### WHAT IS NEEDED:
Scan the entries for lines with the word "population" and copy those lines.

### RECORD EXCERPTS:
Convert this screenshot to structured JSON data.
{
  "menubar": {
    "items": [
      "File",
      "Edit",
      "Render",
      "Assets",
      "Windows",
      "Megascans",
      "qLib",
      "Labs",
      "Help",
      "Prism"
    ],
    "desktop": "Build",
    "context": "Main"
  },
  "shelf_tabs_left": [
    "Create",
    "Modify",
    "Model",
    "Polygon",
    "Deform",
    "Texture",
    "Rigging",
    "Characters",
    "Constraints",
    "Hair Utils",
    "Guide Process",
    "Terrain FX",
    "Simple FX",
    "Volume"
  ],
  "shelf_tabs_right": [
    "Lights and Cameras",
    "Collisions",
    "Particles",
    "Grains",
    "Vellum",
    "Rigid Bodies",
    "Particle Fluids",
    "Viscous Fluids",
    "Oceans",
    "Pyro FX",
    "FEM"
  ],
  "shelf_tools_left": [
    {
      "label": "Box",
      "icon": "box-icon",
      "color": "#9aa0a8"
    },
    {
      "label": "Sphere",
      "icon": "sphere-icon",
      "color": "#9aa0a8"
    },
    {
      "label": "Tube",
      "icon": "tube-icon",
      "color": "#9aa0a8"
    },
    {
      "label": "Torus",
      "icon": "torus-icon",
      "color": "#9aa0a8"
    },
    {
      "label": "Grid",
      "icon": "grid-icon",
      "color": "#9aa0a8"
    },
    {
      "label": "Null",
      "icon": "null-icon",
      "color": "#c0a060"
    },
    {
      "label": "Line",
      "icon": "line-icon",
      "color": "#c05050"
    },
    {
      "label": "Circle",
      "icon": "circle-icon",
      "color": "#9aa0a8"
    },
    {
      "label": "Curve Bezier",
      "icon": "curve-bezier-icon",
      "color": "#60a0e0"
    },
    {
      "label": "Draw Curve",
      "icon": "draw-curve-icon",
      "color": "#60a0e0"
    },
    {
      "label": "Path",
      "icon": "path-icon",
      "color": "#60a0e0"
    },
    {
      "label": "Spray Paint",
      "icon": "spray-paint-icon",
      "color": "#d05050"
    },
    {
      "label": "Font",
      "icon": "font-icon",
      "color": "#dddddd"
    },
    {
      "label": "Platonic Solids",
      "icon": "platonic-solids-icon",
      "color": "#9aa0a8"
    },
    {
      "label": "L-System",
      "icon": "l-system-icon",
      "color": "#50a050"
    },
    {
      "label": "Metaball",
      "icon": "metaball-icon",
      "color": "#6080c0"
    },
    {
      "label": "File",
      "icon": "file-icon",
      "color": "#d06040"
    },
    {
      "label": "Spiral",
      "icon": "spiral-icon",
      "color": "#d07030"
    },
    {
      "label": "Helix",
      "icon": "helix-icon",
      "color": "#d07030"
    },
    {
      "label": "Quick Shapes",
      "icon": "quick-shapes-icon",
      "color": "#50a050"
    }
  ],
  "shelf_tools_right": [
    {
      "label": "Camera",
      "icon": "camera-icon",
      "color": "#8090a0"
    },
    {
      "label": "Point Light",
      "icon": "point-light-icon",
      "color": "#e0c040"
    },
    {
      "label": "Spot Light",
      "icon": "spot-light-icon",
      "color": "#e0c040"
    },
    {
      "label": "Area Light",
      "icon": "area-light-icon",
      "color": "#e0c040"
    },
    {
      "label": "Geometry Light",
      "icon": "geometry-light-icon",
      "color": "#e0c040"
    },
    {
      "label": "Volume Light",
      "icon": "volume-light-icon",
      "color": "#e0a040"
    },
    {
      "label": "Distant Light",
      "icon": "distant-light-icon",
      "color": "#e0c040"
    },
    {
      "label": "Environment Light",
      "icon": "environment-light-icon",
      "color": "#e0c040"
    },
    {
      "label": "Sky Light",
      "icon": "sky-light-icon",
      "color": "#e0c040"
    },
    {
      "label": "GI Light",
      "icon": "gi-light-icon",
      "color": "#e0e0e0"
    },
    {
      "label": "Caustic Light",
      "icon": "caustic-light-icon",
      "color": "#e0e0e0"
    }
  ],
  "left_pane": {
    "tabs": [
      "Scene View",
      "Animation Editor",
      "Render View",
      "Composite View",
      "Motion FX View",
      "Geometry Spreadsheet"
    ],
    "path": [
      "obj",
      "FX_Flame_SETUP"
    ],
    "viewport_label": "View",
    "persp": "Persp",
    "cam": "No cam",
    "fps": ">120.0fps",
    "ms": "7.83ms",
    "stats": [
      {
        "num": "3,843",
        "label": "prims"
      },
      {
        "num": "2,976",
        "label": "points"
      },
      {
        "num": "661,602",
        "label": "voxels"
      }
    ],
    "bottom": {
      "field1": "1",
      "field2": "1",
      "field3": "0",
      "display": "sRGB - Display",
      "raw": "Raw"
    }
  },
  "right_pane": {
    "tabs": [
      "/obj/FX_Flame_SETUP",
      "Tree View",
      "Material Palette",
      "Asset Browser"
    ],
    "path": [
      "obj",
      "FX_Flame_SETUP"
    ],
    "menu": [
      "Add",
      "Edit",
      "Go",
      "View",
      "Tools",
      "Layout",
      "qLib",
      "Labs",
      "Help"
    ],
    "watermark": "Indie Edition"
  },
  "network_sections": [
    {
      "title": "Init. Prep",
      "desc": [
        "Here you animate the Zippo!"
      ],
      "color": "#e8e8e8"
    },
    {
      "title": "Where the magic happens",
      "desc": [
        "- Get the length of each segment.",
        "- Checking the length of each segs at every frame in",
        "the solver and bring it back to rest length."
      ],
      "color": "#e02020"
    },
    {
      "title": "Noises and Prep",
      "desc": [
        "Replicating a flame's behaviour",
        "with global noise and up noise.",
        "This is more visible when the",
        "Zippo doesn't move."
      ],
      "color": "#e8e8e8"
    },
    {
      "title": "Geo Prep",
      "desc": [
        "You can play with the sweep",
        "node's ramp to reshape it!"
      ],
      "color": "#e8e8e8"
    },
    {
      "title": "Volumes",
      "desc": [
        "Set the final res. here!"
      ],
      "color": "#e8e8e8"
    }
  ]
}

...

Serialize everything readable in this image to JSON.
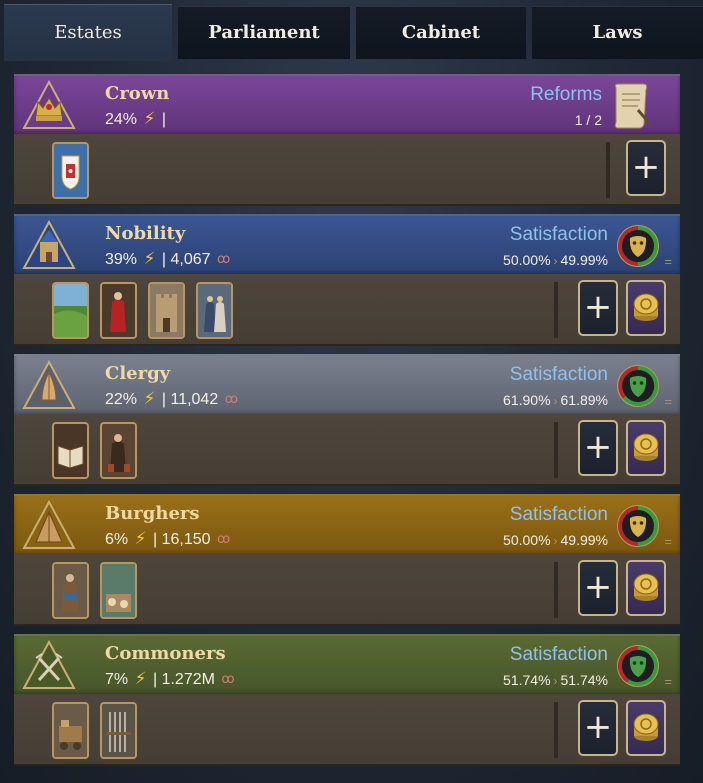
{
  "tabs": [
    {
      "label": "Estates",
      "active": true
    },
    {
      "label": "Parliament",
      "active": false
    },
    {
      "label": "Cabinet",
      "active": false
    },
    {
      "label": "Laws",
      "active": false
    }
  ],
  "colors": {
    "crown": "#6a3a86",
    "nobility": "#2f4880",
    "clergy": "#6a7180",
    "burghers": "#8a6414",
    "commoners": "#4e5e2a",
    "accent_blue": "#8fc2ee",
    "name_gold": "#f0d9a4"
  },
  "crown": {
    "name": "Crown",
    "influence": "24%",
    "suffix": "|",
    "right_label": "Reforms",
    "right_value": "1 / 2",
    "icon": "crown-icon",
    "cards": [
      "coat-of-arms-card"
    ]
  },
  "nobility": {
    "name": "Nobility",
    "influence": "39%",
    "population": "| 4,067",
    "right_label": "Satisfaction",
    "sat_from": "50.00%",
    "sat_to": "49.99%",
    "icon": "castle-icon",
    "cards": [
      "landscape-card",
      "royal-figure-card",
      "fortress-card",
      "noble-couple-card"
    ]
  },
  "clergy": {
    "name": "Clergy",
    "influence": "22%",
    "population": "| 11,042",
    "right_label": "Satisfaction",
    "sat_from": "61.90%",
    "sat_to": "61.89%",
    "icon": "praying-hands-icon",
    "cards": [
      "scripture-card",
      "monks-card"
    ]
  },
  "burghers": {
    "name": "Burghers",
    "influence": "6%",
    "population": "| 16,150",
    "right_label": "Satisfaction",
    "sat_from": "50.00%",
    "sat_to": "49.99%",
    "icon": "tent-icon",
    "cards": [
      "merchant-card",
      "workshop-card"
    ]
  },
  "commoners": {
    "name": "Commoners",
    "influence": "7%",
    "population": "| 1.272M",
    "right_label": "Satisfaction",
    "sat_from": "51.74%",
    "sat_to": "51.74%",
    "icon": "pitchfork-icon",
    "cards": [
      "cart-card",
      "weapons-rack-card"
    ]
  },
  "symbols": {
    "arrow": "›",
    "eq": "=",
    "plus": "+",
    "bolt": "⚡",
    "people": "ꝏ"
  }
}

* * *

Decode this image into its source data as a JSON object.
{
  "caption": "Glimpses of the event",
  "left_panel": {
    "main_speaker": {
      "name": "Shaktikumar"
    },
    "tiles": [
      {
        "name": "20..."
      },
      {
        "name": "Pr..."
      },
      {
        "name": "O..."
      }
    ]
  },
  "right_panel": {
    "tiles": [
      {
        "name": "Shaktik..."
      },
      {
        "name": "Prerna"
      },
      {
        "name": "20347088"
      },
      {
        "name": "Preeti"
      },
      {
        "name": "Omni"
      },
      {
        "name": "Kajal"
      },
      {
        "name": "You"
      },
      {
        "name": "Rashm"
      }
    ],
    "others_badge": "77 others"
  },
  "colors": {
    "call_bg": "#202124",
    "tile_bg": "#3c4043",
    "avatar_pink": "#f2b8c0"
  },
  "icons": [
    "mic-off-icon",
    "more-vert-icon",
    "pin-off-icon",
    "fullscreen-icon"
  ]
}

### RESULT FOR THIS TASK:
    "population": "| 4,067",
    "population": "| 11,042",
    "population": "| 16,150",
    "population": "| 1.272M",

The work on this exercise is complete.